THE GLOBAL journalism debate, regarding the issue of crisis in the industry, took place yesterday at the Humber Lecture Theatre. Speakers gathered in person and via video-chat to express their views and challenge the opinions of others. Writes Teo Beleaga
Overwhelmingly, as two journalists never cover the same angle of a story, ‘Is world journalism in crisis?’ speakers offered a multitude of answers from the most daunting and off-putting to the most optimistic. Some argued in favour of the crisis, some argued against it, and some had the courage to state the irrelevance of the matter in terms of the industry’s evolution.
Many conclusions were drawn. The craft of journalism was explored almost microscopically. What all speakers did though, was to point at one or several areas of journalism that are indeed in crisis, at least from their point of view. What differentiated them was whether they attributed the crisis to the entire industry (locally or globally) or not.
The conference began on time and lasted exactly three and a half hours. It was opened and chaired by Kevin Marsh, who briefly expressed his opinion on the subject and then boldly challenged all speakers with some key questions. “It’s very easy to use the word crisis” he said “and it’s very easy to think that if one part of the world is in crisis than it all must be.” Still, he argued that “journalism is probably facing more challenges in quickest submersion than it’s ever faced. But” he asked “does this amount to a crisis?” and “is it a global crisis?”.
For Jeff Jarvis there’s no such thing as a crisis. He believes that by using this word, we are looking at some rather drastical and desperate solutions. Jarvis is no supporter of the Government funding journalism and envisions an opportunity for journalists to rise as business men and women. “I think the future of journalism is entrepreneurial not institutional.” One well known phrase was cited in reply to Jeff Jarvis’s views: “If you have lemons you, you go and make lemonade.”
Professor Richard Keeble described journalists as inventors “obsessed with crisis” and courageously stated that the industry was, is and always will be in crisis, because journalists simply can’t escape the vicious circle of “crisis for crisis”. He said: “If there isn’t a crisis, they [journalists] will damn certainly invent one”.
Jeremy Paxman believes one contributing cause to a potential crisis is the rather low position of journalists in the public eye. “In popular regard journalists are somewhere between estate agents and second-hand car salesmen.” Moreover, this idea is perpetuated within commercial media organisations, leaving journalists exploited by the commercially entertaining packaging.
The influencing issues that were raised include: political interference, news corporation’s financial and job crisis, the ever growing PR “monster”, ownership and citizenship journalism (which was compared by Suzanne Franks with citizenship dentistry), content manipulation and the digital revolution that leads at the same time towards both media convergence and media fragmentation while it also challenges the way news are produced.

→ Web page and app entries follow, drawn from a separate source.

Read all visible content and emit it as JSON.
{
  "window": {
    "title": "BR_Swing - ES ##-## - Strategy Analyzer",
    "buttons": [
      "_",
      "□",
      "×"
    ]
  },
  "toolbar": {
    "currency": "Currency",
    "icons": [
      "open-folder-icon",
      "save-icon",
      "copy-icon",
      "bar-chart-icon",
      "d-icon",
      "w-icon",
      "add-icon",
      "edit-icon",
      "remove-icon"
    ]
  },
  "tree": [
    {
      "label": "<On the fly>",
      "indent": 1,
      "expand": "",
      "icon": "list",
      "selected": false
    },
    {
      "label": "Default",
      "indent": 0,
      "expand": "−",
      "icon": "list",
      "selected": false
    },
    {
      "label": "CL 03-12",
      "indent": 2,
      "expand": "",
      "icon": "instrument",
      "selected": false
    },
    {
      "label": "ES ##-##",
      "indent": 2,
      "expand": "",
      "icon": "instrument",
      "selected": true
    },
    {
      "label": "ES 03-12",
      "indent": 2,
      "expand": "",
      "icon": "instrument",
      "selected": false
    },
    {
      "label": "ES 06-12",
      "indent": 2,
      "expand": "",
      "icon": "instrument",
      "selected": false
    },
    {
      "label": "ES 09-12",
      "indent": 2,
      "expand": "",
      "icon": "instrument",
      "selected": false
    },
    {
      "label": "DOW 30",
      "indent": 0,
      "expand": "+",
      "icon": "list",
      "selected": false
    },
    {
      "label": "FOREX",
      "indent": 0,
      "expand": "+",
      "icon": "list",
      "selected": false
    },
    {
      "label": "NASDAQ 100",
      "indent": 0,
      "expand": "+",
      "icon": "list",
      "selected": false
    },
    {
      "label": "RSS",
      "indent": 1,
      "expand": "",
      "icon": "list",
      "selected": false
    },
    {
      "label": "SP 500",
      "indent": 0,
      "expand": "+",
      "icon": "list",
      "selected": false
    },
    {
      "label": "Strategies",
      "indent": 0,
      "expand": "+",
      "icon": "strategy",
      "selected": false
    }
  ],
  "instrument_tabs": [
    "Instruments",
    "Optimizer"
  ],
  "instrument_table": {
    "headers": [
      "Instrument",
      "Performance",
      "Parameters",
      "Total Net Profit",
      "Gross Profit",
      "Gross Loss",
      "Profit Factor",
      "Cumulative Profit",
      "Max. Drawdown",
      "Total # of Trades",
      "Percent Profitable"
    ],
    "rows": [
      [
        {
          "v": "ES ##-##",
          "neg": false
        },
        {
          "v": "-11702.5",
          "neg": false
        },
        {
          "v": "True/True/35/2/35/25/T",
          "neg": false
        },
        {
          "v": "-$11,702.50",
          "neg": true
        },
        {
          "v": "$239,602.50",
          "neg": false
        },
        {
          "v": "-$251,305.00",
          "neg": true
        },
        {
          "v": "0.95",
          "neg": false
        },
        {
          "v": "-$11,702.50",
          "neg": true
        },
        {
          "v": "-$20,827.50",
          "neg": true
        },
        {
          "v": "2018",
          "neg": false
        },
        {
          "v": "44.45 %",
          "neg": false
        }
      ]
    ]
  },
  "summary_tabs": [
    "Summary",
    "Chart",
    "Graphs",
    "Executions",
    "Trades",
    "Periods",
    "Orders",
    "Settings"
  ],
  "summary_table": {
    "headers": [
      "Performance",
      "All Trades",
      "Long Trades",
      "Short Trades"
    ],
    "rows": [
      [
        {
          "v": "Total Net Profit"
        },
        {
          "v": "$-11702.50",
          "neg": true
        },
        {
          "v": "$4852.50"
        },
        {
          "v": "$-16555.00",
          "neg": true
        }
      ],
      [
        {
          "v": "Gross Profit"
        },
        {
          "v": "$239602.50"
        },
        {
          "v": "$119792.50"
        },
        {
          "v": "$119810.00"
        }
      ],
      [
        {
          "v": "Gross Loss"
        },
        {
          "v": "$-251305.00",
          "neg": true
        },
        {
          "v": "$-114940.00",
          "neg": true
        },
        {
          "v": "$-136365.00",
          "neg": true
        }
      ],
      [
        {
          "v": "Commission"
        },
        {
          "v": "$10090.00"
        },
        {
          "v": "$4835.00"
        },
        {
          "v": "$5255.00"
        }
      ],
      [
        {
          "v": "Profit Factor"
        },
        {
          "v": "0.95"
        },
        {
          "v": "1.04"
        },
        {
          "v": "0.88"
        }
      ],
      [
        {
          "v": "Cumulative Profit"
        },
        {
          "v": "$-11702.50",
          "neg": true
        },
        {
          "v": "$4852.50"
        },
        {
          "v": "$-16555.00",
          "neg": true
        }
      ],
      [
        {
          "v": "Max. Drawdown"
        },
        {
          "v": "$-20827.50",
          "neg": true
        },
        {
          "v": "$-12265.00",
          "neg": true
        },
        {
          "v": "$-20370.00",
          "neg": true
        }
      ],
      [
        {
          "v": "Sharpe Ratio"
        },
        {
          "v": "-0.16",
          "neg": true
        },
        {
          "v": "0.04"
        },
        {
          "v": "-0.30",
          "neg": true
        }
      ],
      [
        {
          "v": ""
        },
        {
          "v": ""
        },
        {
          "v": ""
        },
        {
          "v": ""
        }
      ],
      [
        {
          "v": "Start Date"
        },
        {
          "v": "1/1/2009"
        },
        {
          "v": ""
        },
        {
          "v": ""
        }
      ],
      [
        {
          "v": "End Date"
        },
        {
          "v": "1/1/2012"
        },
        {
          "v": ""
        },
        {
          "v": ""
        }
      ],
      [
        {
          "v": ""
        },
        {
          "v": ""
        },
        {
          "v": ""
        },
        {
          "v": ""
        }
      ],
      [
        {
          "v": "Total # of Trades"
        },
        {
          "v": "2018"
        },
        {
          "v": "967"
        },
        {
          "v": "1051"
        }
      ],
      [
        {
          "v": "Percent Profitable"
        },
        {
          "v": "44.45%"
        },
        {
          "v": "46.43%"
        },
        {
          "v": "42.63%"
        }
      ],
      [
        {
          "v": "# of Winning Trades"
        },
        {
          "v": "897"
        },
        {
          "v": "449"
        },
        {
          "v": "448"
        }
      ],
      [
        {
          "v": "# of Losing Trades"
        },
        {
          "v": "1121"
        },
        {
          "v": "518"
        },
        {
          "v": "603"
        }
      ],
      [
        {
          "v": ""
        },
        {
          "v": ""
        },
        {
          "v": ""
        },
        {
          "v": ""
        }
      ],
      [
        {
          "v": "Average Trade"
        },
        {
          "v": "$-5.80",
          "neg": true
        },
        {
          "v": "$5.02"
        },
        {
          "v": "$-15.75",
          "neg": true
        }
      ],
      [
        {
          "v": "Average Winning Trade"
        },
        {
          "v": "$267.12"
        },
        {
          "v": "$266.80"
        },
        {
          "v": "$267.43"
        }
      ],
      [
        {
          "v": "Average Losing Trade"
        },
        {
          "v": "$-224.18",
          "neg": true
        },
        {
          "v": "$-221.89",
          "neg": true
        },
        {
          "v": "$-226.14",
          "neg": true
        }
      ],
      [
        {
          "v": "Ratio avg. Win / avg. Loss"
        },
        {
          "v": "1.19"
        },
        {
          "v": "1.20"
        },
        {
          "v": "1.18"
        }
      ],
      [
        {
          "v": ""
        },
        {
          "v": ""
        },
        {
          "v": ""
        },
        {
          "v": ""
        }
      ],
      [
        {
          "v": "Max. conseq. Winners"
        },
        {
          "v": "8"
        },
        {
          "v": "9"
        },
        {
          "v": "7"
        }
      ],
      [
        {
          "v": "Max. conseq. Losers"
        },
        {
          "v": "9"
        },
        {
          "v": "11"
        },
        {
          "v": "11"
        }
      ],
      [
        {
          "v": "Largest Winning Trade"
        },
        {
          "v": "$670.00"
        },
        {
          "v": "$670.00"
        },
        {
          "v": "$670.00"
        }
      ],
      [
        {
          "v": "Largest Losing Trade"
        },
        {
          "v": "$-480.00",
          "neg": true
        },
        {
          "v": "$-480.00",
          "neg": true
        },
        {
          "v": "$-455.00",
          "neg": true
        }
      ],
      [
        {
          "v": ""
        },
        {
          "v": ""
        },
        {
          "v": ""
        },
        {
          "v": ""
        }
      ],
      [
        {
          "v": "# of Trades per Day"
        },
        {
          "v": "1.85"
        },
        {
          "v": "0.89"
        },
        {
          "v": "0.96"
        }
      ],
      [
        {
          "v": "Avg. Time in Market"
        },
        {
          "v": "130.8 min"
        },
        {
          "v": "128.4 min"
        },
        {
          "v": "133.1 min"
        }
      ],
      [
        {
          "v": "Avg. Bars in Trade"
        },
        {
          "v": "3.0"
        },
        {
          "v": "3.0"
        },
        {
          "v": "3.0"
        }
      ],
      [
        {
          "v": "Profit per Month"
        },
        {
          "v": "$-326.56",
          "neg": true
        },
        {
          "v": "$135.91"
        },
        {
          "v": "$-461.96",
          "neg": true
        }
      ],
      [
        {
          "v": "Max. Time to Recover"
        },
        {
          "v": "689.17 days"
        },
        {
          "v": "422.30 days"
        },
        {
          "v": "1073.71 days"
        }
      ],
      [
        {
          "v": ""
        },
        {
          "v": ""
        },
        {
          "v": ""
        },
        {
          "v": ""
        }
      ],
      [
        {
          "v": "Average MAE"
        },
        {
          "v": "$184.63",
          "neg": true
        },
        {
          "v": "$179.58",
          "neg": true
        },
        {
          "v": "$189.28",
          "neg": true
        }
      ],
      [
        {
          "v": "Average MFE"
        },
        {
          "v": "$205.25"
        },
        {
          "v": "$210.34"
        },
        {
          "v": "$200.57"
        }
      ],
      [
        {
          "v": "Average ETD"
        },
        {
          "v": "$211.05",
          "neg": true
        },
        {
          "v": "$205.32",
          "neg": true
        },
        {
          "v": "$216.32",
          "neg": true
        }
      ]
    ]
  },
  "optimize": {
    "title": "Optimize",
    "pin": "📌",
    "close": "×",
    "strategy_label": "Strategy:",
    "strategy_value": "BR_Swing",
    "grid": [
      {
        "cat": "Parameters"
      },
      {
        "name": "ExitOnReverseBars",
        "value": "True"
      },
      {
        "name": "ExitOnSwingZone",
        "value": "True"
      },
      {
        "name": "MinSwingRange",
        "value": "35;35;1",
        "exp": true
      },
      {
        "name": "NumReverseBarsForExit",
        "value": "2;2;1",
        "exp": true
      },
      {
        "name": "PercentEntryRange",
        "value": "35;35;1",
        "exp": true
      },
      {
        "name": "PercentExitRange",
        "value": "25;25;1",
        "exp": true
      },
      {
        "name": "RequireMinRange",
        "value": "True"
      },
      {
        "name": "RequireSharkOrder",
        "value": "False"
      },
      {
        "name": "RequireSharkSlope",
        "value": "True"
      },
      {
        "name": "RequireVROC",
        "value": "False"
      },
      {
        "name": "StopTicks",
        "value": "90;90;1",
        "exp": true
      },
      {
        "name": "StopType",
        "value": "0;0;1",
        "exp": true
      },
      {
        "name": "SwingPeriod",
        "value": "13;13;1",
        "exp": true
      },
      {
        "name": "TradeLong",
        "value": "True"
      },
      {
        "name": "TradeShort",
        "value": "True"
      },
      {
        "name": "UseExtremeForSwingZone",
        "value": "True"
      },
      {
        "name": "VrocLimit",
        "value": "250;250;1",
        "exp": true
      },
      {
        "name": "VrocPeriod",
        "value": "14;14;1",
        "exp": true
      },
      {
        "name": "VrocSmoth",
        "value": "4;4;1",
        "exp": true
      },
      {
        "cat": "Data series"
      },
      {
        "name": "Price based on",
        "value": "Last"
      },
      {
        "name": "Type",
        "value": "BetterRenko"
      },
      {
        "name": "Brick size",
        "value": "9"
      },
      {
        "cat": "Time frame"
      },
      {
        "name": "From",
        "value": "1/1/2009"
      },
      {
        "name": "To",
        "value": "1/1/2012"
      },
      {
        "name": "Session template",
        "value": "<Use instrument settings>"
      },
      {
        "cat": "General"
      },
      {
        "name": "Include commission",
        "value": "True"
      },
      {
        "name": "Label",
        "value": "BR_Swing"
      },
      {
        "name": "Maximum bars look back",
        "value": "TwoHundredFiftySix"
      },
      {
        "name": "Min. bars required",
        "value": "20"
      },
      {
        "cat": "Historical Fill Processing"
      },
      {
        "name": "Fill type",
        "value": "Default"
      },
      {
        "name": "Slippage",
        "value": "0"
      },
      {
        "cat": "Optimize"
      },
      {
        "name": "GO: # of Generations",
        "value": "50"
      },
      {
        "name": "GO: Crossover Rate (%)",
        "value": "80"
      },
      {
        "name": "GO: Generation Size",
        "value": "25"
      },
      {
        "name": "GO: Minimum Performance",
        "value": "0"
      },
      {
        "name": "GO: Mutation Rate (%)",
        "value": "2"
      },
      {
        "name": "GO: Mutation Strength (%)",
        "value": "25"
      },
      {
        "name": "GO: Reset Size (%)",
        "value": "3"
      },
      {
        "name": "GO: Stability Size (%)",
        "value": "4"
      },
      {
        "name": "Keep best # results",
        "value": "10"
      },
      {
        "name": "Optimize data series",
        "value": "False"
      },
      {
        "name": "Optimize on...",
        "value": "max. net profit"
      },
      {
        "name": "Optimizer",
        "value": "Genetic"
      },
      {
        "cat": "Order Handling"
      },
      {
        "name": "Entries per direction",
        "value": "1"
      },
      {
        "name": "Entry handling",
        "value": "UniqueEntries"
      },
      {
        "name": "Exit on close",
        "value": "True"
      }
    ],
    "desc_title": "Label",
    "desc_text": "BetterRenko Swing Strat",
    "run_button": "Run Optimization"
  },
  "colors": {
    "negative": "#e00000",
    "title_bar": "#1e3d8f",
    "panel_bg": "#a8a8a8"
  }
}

One daunting, rather unanswered question that was raised was: ‘Is the audience willing to pay for news?’ While some do see a future where online ‘news’ will be paid for, the question still remains if those ‘news’ will be professional and provide facts and expertise or will they be opinionated journalism.
If you missed the conference check the university’s YouTube channel to see it, and journalism.co.uk for more in depth comments.
By Teo Beleaga